Halo Infinite, the next installment in Microsoft’s flagship first-person shooter series, is still mostly a mystery for fans. Outside of the game’s initial reveal, which was really just an engine teaser from E3 earlier this year, there are almost no details on when the game will be released or what, exactly, it even is. However, in a livestream Wednesday afternoon, developer 343 Industries did give fans a little bit more information on the game, including an early access period where fans can play the game and offer feedback to developers.

Called a flighting program, it will start with just a handful of players and grow from there. “Different layers of the community will be able to play the game at different stages of development,” 343 community director Brian Jarrard said during the stream.

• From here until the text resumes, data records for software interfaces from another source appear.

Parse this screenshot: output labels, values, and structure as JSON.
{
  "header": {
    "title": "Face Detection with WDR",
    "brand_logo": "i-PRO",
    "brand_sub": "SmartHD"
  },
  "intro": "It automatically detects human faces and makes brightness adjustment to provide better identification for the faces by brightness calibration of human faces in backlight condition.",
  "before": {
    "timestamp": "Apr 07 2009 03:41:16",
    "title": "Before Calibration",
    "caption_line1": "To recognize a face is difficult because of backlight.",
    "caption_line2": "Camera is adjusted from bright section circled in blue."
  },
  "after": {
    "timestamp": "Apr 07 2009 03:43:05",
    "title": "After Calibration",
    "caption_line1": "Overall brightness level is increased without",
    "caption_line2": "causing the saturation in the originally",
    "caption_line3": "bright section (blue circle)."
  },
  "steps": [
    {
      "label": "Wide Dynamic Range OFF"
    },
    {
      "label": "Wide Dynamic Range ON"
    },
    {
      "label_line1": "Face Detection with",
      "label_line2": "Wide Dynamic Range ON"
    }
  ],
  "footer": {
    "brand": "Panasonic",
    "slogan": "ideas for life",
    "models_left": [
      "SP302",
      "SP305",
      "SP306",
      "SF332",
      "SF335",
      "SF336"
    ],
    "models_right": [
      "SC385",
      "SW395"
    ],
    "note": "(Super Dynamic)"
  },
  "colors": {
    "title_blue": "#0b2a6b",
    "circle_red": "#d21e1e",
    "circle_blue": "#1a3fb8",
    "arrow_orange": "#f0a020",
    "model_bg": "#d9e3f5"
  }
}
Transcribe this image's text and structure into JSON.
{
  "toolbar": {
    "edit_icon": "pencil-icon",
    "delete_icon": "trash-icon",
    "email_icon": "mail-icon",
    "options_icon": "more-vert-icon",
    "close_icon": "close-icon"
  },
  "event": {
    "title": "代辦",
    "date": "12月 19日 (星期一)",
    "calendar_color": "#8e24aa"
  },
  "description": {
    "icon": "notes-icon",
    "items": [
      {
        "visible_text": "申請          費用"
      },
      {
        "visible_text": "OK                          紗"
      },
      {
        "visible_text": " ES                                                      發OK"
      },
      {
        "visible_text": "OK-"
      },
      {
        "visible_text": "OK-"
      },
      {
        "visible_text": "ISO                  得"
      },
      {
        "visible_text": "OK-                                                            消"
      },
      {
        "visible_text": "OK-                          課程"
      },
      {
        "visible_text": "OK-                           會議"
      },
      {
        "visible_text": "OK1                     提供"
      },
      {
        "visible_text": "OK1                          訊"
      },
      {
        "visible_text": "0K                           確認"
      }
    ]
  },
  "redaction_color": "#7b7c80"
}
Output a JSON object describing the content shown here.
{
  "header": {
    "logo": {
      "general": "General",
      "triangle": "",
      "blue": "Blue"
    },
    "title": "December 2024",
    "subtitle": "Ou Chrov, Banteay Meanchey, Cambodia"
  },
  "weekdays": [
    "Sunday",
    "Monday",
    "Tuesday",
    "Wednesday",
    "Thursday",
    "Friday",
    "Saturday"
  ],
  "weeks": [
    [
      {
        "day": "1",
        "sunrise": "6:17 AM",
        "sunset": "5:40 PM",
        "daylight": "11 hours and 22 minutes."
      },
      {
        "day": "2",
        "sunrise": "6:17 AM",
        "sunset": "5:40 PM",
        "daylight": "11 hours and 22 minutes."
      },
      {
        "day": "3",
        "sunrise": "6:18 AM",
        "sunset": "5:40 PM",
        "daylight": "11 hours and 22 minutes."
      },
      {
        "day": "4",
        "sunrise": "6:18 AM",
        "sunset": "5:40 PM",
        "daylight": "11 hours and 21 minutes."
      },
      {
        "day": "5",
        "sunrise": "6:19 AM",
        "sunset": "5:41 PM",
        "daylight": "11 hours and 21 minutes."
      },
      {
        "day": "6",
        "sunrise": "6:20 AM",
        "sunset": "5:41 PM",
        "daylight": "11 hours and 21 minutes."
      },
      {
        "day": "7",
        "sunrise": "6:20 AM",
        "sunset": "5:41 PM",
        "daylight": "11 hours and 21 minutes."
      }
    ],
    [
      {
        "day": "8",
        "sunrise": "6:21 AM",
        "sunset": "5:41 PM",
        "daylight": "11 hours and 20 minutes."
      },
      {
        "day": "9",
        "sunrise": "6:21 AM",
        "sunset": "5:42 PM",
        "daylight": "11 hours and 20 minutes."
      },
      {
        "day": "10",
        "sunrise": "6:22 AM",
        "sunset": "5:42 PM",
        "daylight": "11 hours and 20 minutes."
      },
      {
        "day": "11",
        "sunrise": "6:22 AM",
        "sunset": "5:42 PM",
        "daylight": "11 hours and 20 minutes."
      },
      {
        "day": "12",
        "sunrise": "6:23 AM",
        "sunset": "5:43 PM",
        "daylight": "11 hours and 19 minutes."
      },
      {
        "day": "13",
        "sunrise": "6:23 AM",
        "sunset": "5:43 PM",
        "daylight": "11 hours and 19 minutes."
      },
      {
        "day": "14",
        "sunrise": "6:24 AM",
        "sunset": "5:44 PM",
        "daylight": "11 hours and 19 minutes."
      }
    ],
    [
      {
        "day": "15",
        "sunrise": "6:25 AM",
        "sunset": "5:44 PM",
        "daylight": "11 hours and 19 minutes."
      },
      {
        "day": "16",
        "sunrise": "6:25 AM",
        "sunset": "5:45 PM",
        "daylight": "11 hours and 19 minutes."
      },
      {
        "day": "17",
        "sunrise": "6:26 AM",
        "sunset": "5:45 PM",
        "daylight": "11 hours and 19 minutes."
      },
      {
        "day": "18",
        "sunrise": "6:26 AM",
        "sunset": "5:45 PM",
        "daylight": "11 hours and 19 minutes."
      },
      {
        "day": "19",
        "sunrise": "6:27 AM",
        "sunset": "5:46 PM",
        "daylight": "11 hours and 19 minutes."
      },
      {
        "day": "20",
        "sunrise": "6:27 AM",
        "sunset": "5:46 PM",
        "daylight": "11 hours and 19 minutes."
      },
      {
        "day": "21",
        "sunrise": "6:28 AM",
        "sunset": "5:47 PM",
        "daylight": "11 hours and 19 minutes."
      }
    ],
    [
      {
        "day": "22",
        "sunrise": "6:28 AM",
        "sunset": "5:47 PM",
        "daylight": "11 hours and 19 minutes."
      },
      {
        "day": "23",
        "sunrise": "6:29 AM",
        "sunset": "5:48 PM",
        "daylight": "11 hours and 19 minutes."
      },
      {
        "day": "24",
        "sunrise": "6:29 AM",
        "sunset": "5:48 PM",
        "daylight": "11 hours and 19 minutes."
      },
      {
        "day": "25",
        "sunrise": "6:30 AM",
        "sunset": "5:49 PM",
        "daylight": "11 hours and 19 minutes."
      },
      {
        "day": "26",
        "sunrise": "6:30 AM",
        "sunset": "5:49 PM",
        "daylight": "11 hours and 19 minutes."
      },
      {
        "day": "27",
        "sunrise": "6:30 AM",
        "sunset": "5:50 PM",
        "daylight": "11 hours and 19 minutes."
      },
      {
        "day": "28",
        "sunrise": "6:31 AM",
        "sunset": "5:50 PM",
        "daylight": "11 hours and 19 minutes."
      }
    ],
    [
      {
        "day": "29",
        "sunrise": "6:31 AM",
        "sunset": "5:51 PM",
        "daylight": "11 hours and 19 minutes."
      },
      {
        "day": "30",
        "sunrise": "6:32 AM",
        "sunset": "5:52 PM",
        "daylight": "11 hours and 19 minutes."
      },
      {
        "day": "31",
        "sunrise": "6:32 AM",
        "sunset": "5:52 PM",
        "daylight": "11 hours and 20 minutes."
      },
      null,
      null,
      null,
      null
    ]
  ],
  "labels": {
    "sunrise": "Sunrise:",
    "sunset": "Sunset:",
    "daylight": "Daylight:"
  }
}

The studio’s FPS head, Chris Lee, gave a little more detail on what this process would mean for the game.

“The flighting program isn’t like a beta, where it’s a moment in time on Halo 5 like we had for a couple weeks. We want to have a relationship, and we want to build that over time. We can have people coming giving us feedback and playing the experiences, and we can update it as we go.”

As for when we can try Halo Infinite, 343 industries was careful to note that there isn’t a date set for the flighting program yet. However, the team says that players will be able to opt-in “soon,” so that they might be selected when it officially begins.

Also present during the stream were details on how the team is treating Windows PC development for Infinite. More specifically, 343 said that developing the PC version is a priority for the team, paying special attention to things like unique anti-cheat software. Also important is that the game’s new engine was built from the ground up, with plans for it to be used on PC and consoles. The engine is also capable of four-player split-screen play, bringing back one of Halo’s signature features that was missing from Halo 5.

The team also plans to focus on cosmetic items, like customizable armor pieces. To do this, 343 is looking back at Halo Reach, which had the most detailed customization options of any game in the series, and using that as its primary inspiration. But dedicated fans of Halo 5 have not been forgotten in the meantime; if they reach level 152 in that game, they will later receive a special, unnamed reward in Infinite.

These are the first concrete details we have on the next entry in the Halo series, which may not be out for another year at least. For a full look at everything the 343 Industries developers had to say, you can check out their livestream.